The Government Services Administration Hoard

GSA Morgan Dollars have been a prized part of numismatists’ collections for several years now. Often known as the ‘GSA Hoard’ named after the Government Services Administration, the branch of the government that was in charge of dispersing the coins.

Carson_City_Mint_(1866)

Carson City Mint

In the 1960’s, the government was slowly stopping the exchange of silver certificates for silver dollars. After the program ended in 1964, the government had a large supply of original mint sealed bags of silver dollars.  The hoard included over 3 million coins, most of which were minted at the Carson City Mint in Nevada.  Until the discovery of this hoard, CC dollars were thought to be relatively scarce in high grade.  The hoard was mostly CC dollars but around 125,000 coins were discovered to be from other mints. These coins ranged in condition. The uncirculated non CC GSA coins were sold in a plastic holder, labeled as “United States Silver Dollars” instead of the standard “Carson City Silver Dollar“.  There were only 27,980 of the mixed uncirculated non-CC dollars in the hard plastic case and only 84,165 in the soft pack cellophane. The GSA hoard contained up to 84% of the entire mintage of some CC dollars. In the table below you can see the mintages of the dates found and the percentage of the total mintage discovered in the hoard. Table courtesy  of GSADollars.com

tabletable

The Government Services Administration decided that between October 31, 1972 and June 30, 1974, they would have five mail bid sales. These sales limited to only being able to purchase one of each date per household. The 1879, 1890, and 1891 coins sold out and the rest of the coins met little enthusiasm. As of the last sale date in 1974, the US government still had about one million CC coins left. The remaining coins were left untouched for several years until in 1979 the president signed legislation to authorize the sale of the coins, this time at a set price. Originally, the 1980 sale limited the amount of coins per customer to 500 pieces. However, thirteen days before the sale began, the number was dropped to 35 coins per customer.

gsa6With the coins being widely accessible for a handful of years, they began to infiltrate many collections and coin shows. It was common for the coins to be cracked out of their original holders by coin dealers because they seemed too bulky to transport between shows.  At this time, there were so many coins on the market that the original holders weren’t considered to have much value. It was said that the sounds of dealers breaking coins out of the holders could be heard at most major shows, as dealers begun to pack for their trips home.  It was also reported that people saw trash cans full of broken GSA holders at shows as the dealers packed. With the introduction of third party grading, even more coins were cracked out of their original holders and sent in for encapsulation. 

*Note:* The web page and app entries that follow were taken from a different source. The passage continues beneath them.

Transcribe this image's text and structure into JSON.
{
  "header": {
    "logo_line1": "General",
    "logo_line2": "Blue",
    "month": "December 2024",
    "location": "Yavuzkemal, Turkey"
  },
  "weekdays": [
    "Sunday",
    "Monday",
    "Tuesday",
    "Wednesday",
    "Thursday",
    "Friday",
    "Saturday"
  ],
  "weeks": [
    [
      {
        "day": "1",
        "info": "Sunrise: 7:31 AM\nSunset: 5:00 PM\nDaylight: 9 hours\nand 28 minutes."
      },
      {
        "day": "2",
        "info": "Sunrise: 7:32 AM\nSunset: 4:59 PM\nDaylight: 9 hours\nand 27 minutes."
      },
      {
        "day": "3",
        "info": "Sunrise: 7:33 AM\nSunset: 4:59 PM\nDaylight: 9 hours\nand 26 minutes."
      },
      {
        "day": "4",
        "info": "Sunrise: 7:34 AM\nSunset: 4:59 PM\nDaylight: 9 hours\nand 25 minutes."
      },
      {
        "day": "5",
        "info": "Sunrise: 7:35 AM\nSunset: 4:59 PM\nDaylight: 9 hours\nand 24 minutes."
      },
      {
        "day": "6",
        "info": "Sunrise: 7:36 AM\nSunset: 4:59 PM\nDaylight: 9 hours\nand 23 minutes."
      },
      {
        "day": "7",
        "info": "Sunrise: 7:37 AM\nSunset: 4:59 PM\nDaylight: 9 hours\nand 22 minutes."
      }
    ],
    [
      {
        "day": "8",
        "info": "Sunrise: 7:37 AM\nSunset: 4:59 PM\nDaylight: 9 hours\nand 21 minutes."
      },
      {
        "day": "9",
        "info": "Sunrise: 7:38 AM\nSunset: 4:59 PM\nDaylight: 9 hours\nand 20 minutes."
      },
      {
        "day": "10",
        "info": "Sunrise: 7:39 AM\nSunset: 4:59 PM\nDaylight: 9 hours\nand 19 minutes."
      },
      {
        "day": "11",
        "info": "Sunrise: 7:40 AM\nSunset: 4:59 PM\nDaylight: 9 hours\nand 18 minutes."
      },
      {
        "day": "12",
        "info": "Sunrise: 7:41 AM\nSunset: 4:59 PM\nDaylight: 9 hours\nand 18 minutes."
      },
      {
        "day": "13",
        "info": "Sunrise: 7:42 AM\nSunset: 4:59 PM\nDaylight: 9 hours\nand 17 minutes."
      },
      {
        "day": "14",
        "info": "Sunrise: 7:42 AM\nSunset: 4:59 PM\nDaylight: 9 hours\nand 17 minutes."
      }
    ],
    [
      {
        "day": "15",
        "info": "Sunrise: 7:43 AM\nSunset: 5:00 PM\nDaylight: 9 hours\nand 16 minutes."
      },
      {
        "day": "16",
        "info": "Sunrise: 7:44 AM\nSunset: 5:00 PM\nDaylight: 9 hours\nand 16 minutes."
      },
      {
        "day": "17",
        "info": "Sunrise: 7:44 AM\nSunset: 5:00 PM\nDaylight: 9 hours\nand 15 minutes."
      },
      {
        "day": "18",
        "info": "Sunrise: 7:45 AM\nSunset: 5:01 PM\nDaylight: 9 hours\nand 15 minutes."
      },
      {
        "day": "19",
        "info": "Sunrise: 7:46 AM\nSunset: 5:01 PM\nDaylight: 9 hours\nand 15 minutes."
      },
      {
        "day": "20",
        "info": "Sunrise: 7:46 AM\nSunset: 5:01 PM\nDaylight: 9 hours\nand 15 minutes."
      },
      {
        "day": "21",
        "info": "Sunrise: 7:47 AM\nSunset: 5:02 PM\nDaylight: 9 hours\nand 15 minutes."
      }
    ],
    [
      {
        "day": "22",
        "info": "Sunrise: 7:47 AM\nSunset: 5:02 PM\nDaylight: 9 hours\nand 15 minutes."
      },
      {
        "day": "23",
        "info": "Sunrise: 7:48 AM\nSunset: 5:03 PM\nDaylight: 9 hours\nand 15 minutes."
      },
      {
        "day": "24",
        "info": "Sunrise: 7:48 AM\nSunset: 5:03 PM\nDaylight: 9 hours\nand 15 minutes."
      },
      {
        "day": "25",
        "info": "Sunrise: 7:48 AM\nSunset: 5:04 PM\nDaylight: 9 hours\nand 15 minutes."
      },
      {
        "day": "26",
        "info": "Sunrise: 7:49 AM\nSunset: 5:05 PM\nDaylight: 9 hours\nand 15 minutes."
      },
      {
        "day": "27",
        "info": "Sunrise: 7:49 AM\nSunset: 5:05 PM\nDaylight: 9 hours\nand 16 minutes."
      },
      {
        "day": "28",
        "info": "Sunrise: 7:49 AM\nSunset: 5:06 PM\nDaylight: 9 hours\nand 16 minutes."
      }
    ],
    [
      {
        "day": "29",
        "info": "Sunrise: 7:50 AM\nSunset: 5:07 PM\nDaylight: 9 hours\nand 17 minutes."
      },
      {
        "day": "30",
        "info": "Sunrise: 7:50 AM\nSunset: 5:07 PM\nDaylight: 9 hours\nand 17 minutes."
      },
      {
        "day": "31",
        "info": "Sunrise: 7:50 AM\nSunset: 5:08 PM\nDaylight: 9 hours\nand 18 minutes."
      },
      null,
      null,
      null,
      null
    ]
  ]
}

Coin collectors are like all collectors, and like the fine details that separate a coin from another. Soon, with the destruction of the original GSA holders, collectors started seeking the original packaging. It was a big enough search that PCGS and NGC even responded in how they certified the GSA Morgan dollars. They no longer removed them from the original holders and instead would band the holder with the grade and certification. So far, this seems to be the perfect balance most collectors were looking for. Regardless of how they are packaged, GSA Morgan silver dollars are widely loved by collectors and offered a whole generation a way to have coins most people thought they would never own!


Special Thanks to Rodney Levingston for his expertise on this article!

If you’d like to purchase your own GSA coin check out Tim’s Marketplace for GSA coins and many other numismatic goods 

All About the 1804 Silver Dollar

It’s one of the rarest coins in the world: the U.S. issued very few 1804 silver dollars. And they were minted long after their face date of 1804. Only fifteen 1804 silver dollars are known to exist.

How did this all start? The records of the United States Mint show that 19,750 of the coins were struck in 1804, but used dies dated 1803. Paradoxically, dollars dated 1804 didn’t appear until 1834. These were created because the U.S. wanted to create sets of the coins to present to some rulers in Asia.

 

 

The King of Siam coin.

The King of Siam coin.

This included the King of Siam at the time, sparking the rumor that King Rama IV of Siam gave Anna Leonowens of The King and I fame the same silver dollar. According to legend, Anna passed the coin down to her children, and them to their children’s children, and so on through the generations. In the 1950’s two British women claiming to be descended from Anna sold the coin. The Smithsonian Institution displayed the coin as part of the “King of Siam” collection in 1983. They nicknamed it the “King of Coins”. In 2001, an anonymous collector bought the whole King of Siam set of coins for more than $4 million.

Class I of these silver dollars was minted in 1834. Class II of these coins was minted from 1858-1860 illegally by a man named Theodore Eckfeldt, who sold them to coin collectors from his shop in Philadelphia. The U.S. Mint tracked down and destroyed all but one of these coins. Class III was also minted from 1858-1860 by Theodore Eckfeldt, their distinguishing features including a reverse design and a lettered edge as found in Class I. Many Class III silver dollars found their way to collectors before the Mint seized the rest of them.